One can only imagine the strains on the transatlantic relationship if the ACI was applied to the United States, particularly over its continued threat to impose sanctions on German and other European companies involved in completing Nord Stream 2.

Leaving aside the ACI and China’s weaponization of European trade in attempt to force Lithuania to change its Taiwan policy, Beijing’s actions have exposed the vulnerability of the EU’s trade and security policy.

The bloc’s trade is dependent on the Chinese economy, not to mention the global supply chains so dominated by Beijing.

“Beijing has shown us what they are capable of by threatening to impose sanctions on EU member states that have Lithuania products in their value chains,” Fallon said. “The only correct response to this threat is to decrease dependence, build resilience, and invest in future technologies in the EU. The Commission cannot carry on with business as usual.”

That, of course, is easier said than done. In practice, it would require a major EU strategic shift.
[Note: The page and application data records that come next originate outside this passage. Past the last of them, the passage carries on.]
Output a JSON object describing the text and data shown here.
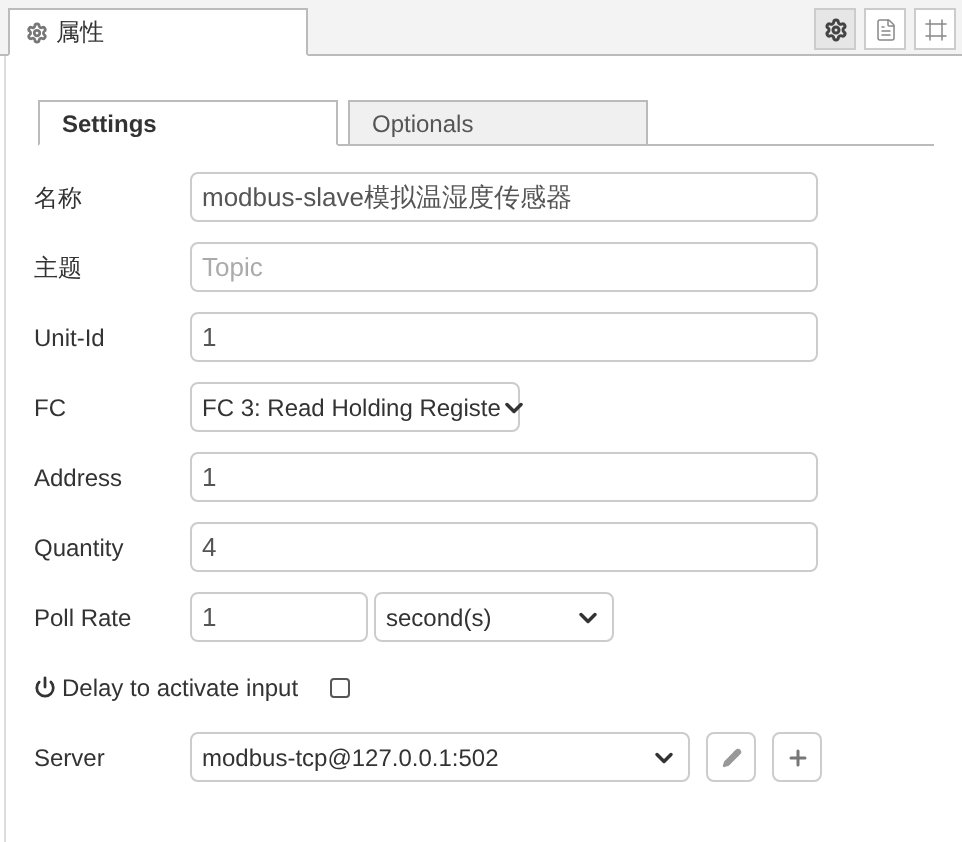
{
  "panel_tab": {
    "label": "属性"
  },
  "toolbar": [
    {
      "kind": "gear",
      "selected": true
    },
    {
      "kind": "doc",
      "selected": false
    },
    {
      "kind": "frame",
      "selected": false
    }
  ],
  "tabs": [
    {
      "label": "Settings",
      "selected": true
    },
    {
      "label": "Optionals",
      "selected": false
    }
  ],
  "fields": [
    {
      "kind": "text",
      "label": "名称",
      "value": "modbus-slave模拟温湿度传感器"
    },
    {
      "kind": "text",
      "label": "主题",
      "placeholder": "Topic"
    },
    {
      "kind": "text",
      "label": "Unit-Id",
      "value": "1"
    },
    {
      "kind": "select",
      "label": "FC",
      "value": "FC 3: Read Holding Registe"
    },
    {
      "kind": "text",
      "label": "Address",
      "value": "1"
    },
    {
      "kind": "text",
      "label": "Quantity",
      "value": "4"
    },
    {
      "kind": "rate",
      "label": "Poll Rate",
      "value": "1",
      "unit": "second(s)"
    },
    {
      "kind": "checkbox",
      "label": "Delay to activate input",
      "checked": false
    },
    {
      "kind": "server",
      "label": "Server",
      "value": "modbus-tcp@127.0.0.1:502"
    }
  ]
}
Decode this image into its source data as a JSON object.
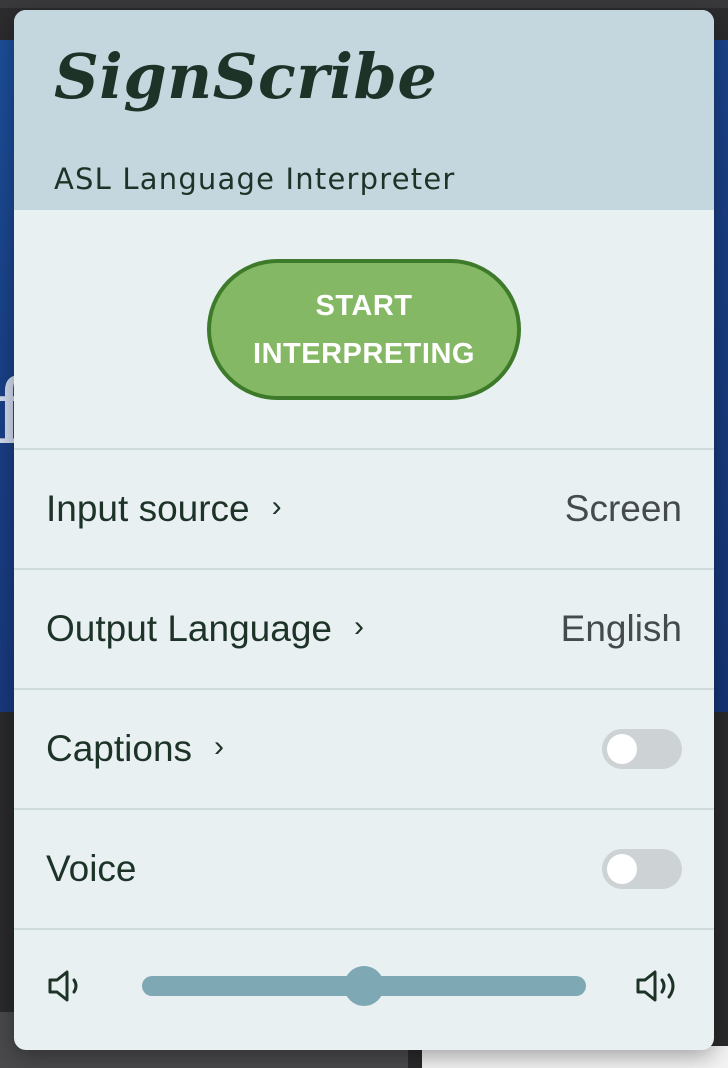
{
  "app": {
    "name": "SignScribe",
    "tagline": "ASL Language Interpreter"
  },
  "start_button": {
    "label": "START INTERPRETING"
  },
  "settings": {
    "input_source": {
      "label": "Input source",
      "value": "Screen"
    },
    "output_language": {
      "label": "Output Language",
      "value": "English"
    },
    "captions": {
      "label": "Captions",
      "enabled": false
    },
    "voice": {
      "label": "Voice",
      "enabled": false
    }
  },
  "volume": {
    "level": 0.5
  },
  "background_page": {
    "glyph": "f"
  },
  "colors": {
    "header_bg": "#c5d7de",
    "panel_bg": "#e8f0f2",
    "button_fill": "#85b864",
    "button_border": "#3d7a2a",
    "text_dark": "#1e3328",
    "slider": "#7ea8b4",
    "toggle_off": "#cdd2d4"
  },
  "icons": {
    "chevron": "chevron-right-icon",
    "volume_low": "speaker-low-icon",
    "volume_high": "speaker-high-icon"
  }
}
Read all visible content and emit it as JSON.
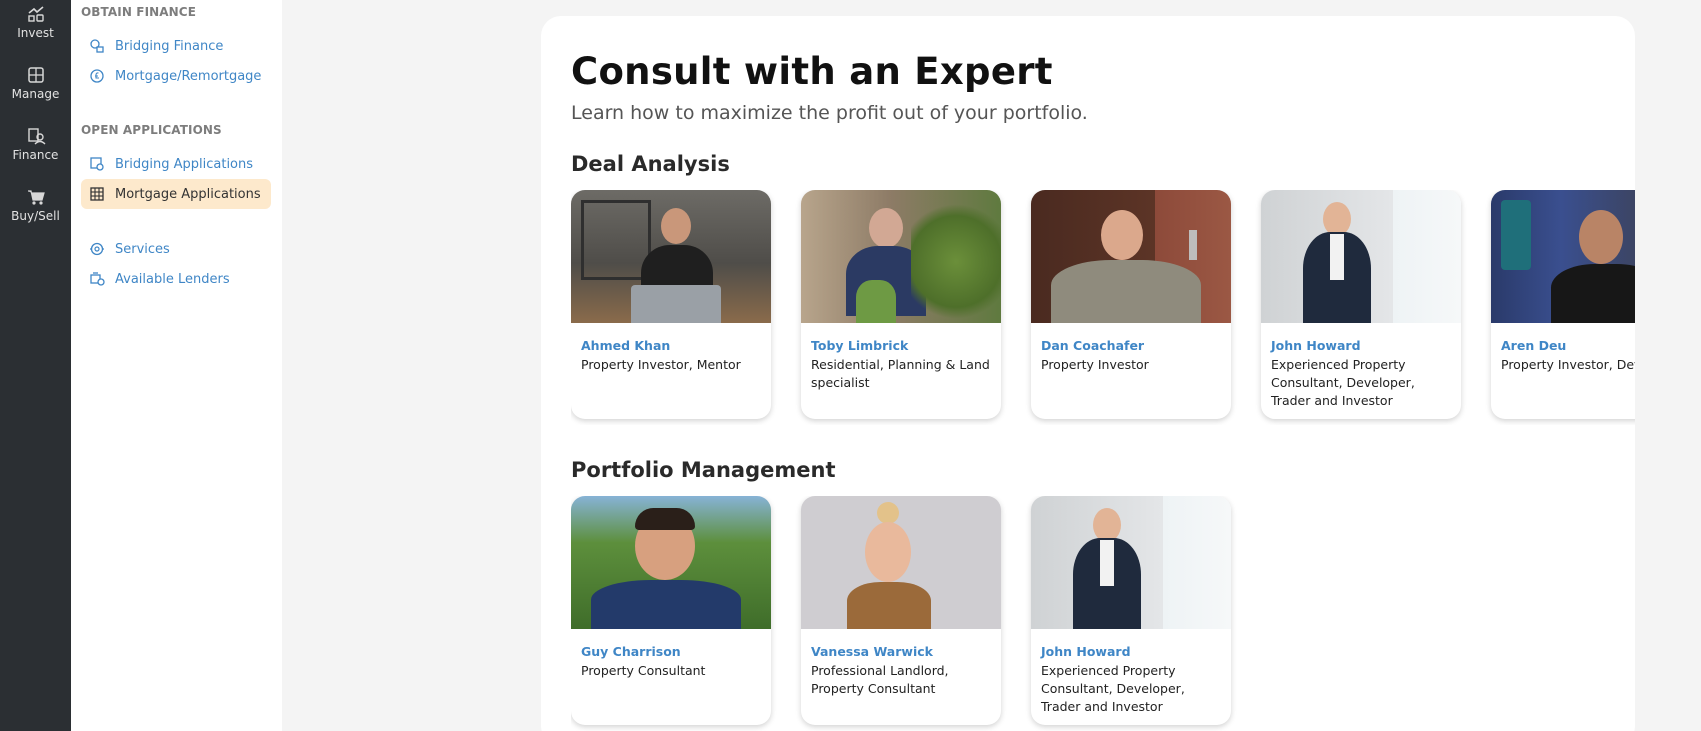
{
  "rail": {
    "items": [
      {
        "label": "Invest",
        "icon": "invest-icon"
      },
      {
        "label": "Manage",
        "icon": "manage-icon"
      },
      {
        "label": "Finance",
        "icon": "finance-icon"
      },
      {
        "label": "Buy/Sell",
        "icon": "cart-icon"
      }
    ]
  },
  "sidebar": {
    "obtain_title": "OBTAIN FINANCE",
    "obtain_items": [
      {
        "label": "Bridging Finance",
        "icon": "bridging-finance-icon"
      },
      {
        "label": "Mortgage/Remortgage",
        "icon": "mortgage-icon"
      }
    ],
    "open_title": "OPEN APPLICATIONS",
    "open_items": [
      {
        "label": "Bridging Applications",
        "icon": "bridging-applications-icon"
      },
      {
        "label": "Mortgage Applications",
        "icon": "table-icon"
      }
    ],
    "other_items": [
      {
        "label": "Services",
        "icon": "services-icon"
      },
      {
        "label": "Available Lenders",
        "icon": "lenders-icon"
      }
    ]
  },
  "main": {
    "title": "Consult with an Expert",
    "subtitle": "Learn how to maximize the profit out of your portfolio.",
    "sections": [
      {
        "heading": "Deal Analysis",
        "experts": [
          {
            "name": "Ahmed Khan",
            "role": "Property Investor, Mentor"
          },
          {
            "name": "Toby Limbrick",
            "role": "Residential, Planning & Land specialist"
          },
          {
            "name": "Dan Coachafer",
            "role": "Property Investor"
          },
          {
            "name": "John Howard",
            "role": "Experienced Property Consultant, Developer, Trader and Investor"
          },
          {
            "name": "Aren Deu",
            "role": "Property Investor, Developer"
          }
        ]
      },
      {
        "heading": "Portfolio Management",
        "experts": [
          {
            "name": "Guy Charrison",
            "role": "Property Consultant"
          },
          {
            "name": "Vanessa Warwick",
            "role": "Professional Landlord, Property Consultant"
          },
          {
            "name": "John Howard",
            "role": "Experienced Property Consultant, Developer, Trader and Investor"
          }
        ]
      }
    ]
  },
  "colors": {
    "rail_bg": "#2b2f33",
    "link_blue": "#3f86c6",
    "active_bg": "#fde9cc",
    "page_bg": "#f4f4f4"
  }
}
Pavilionis and other Lithuanian officials are pinning their hopes on the French presidency of the Council of the EU. They want President Emmanuel Macron to hold an EU 27+1 summit that should set out a united European stance toward China. And Lithuania, which pulled out of the 17+1 format, a group for China’s engagement with many countries in Central Europe and the Western Balkans, would like to see the demise of that particular divisive venture.

By forcing Europe to diversify supply chains, China’s weaponization of European value chains may end up boosting the EU’s Indo-Pacific strategy and strengthening France’s growing strategic, military, and economic presence in the region. Such are the unintended consequences of China’s bullying tactics towards Lithuania. “Chinese diplomacy is backfiring,” Fallon said.

But don’t expect China to give up such tactics overnight.